What the task requires ▸
The reply must consist of the complete listing, reproduced exactly, with no images included.

Data records ▸
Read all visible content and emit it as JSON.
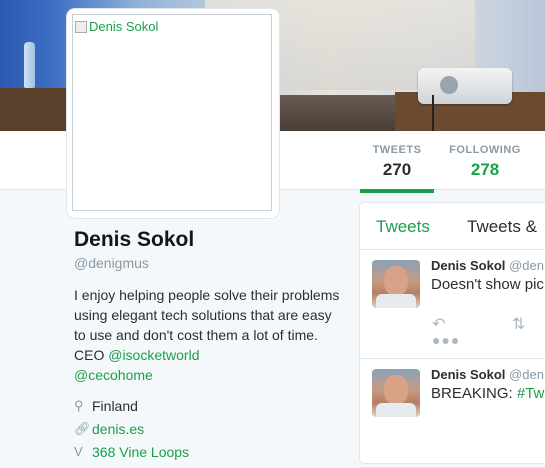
{
  "avatar": {
    "alt_text": "Denis Sokol"
  },
  "stats": [
    {
      "label": "TWEETS",
      "value": "270"
    },
    {
      "label": "FOLLOWING",
      "value": "278"
    }
  ],
  "profile": {
    "name": "Denis Sokol",
    "handle": "@denigmus",
    "bio_text": "I enjoy helping people solve their problems using elegant tech solutions that are easy to use and don't cost them a lot of time. CEO ",
    "bio_link1": "@isocketworld",
    "bio_link2": "@cecohome",
    "location": "Finland",
    "website": "denis.es",
    "vine": "368 Vine Loops"
  },
  "timeline": {
    "tabs": [
      "Tweets",
      "Tweets &"
    ],
    "tweets": [
      {
        "author": "Denis Sokol",
        "handle": "@den",
        "text": "Doesn't show pic",
        "link": ""
      },
      {
        "author": "Denis Sokol",
        "handle": "@den",
        "text": "BREAKING: ",
        "link": "#Tw"
      }
    ]
  },
  "colors": {
    "accent": "#19a04a",
    "muted": "#8899a6"
  }
}
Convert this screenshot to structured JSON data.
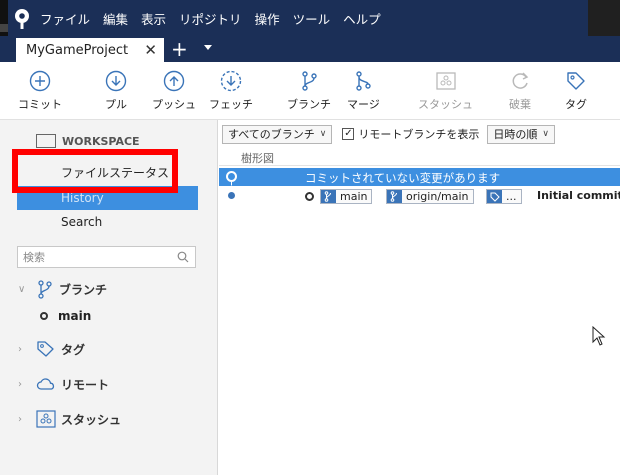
{
  "menu": [
    "ファイル",
    "編集",
    "表示",
    "リポジトリ",
    "操作",
    "ツール",
    "ヘルプ"
  ],
  "tab": {
    "title": "MyGameProject",
    "close": "✕",
    "add": "+"
  },
  "toolbar": {
    "commit": "コミット",
    "pull": "プル",
    "push": "プッシュ",
    "fetch": "フェッチ",
    "branch": "ブランチ",
    "merge": "マージ",
    "stash": "スタッシュ",
    "discard": "破棄",
    "tag": "タグ"
  },
  "sidebar": {
    "workspace": "WORKSPACE",
    "file_status": "ファイルステータス",
    "history": "History",
    "search": "Search",
    "search_placeholder": "検索",
    "branches": "ブランチ",
    "current_branch": "main",
    "tags": "タグ",
    "remotes": "リモート",
    "stashes": "スタッシュ"
  },
  "filter": {
    "branch_select": "すべてのブランチ",
    "show_remote": "リモートブランチを表示",
    "order": "日時の順"
  },
  "columns": {
    "graph": "樹形図"
  },
  "commits": {
    "uncommitted": "コミットされていない変更があります",
    "refs": [
      "main",
      "origin/main",
      "..."
    ],
    "message": "Initial commit"
  },
  "colors": {
    "menubar": "#1b2f57",
    "selection": "#3d8fe0",
    "highlight_box": "#ff0000",
    "ref_icon": "#3a74b8"
  }
}
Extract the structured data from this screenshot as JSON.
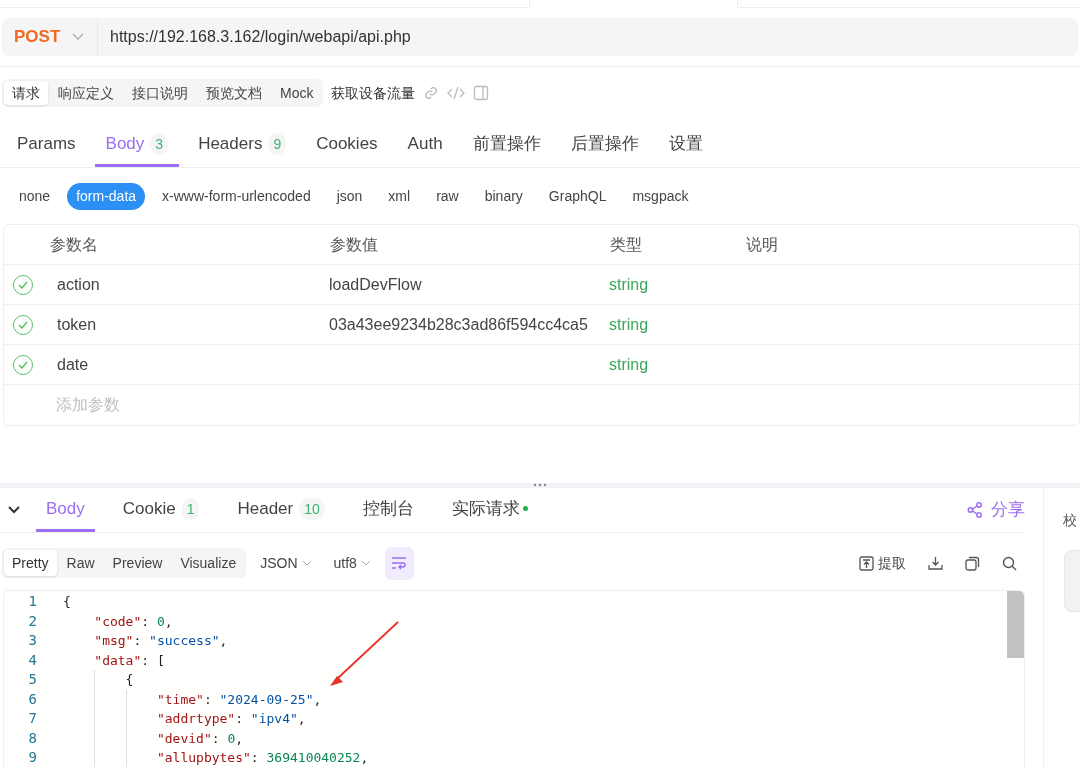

Exercise response ▸
Read all visible content and emit it as JSON.
{
  "avatar": {
    "alt_text": "Denis Sokol"
  },
  "stats": [
    {
      "label": "TWEETS",
      "value": "270"
    },
    {
      "label": "FOLLOWING",
      "value": "278"
    }
  ],
  "profile": {
    "name": "Denis Sokol",
    "handle": "@denigmus",
    "bio_text": "I enjoy helping people solve their problems using elegant tech solutions that are easy to use and don't cost them a lot of time. CEO ",
    "bio_link1": "@isocketworld",
    "bio_link2": "@cecohome",
    "location": "Finland",
    "website": "denis.es",
    "vine": "368 Vine Loops"
  },
  "timeline": {
    "tabs": [
      "Tweets",
      "Tweets &"
    ],
    "tweets": [
      {
        "author": "Denis Sokol",
        "handle": "@den",
        "text": "Doesn't show pic",
        "link": ""
      },
      {
        "author": "Denis Sokol",
        "handle": "@den",
        "text": "BREAKING: ",
        "link": "#Tw"
      }
    ]
  },
  "colors": {
    "accent": "#19a04a",
    "muted": "#8899a6"
  }
}
Convert this screenshot to structured JSON data.
{
  "menu": [
    "ファイル",
    "編集",
    "表示",
    "リポジトリ",
    "操作",
    "ツール",
    "ヘルプ"
  ],
  "tab": {
    "title": "MyGameProject",
    "close": "✕",
    "add": "+"
  },
  "toolbar": {
    "commit": "コミット",
    "pull": "プル",
    "push": "プッシュ",
    "fetch": "フェッチ",
    "branch": "ブランチ",
    "merge": "マージ",
    "stash": "スタッシュ",
    "discard": "破棄",
    "tag": "タグ"
  },
  "sidebar": {
    "workspace": "WORKSPACE",
    "file_status": "ファイルステータス",
    "history": "History",
    "search": "Search",
    "search_placeholder": "検索",
    "branches": "ブランチ",
    "current_branch": "main",
    "tags": "タグ",
    "remotes": "リモート",
    "stashes": "スタッシュ"
  },
  "filter": {
    "branch_select": "すべてのブランチ",
    "show_remote": "リモートブランチを表示",
    "order": "日時の順"
  },
  "columns": {
    "graph": "樹形図"
  },
  "commits": {
    "uncommitted": "コミットされていない変更があります",
    "refs": [
      "main",
      "origin/main",
      "..."
    ],
    "message": "Initial commit"
  },
  "colors": {
    "menubar": "#1b2f57",
    "selection": "#3d8fe0",
    "highlight_box": "#ff0000",
    "ref_icon": "#3a74b8"
  }
}
Extract the structured data from this screenshot as JSON.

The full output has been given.